Collection entries
*** Block opens ***
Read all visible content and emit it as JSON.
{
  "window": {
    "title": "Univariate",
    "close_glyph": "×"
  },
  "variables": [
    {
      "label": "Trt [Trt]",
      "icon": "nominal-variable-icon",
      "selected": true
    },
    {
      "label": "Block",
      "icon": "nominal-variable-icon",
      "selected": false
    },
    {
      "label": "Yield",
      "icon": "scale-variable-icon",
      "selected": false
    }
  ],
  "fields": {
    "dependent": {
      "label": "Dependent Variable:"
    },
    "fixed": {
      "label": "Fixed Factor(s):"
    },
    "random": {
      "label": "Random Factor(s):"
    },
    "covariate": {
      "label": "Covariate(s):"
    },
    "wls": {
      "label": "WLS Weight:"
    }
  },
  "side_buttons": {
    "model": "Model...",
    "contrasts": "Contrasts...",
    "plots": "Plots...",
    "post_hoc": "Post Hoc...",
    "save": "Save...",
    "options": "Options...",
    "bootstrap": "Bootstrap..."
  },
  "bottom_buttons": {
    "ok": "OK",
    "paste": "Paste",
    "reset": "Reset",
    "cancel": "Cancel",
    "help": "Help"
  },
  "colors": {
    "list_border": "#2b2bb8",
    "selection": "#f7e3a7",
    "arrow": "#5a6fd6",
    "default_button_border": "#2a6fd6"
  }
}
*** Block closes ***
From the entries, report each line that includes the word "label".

      "label": "Trt [Trt]",
      "label": "Block",
      "label": "Yield",
      "label": "Dependent Variable:"
      "label": "Fixed Factor(s):"
      "label": "Random Factor(s):"
      "label": "Covariate(s):"
      "label": "WLS Weight:"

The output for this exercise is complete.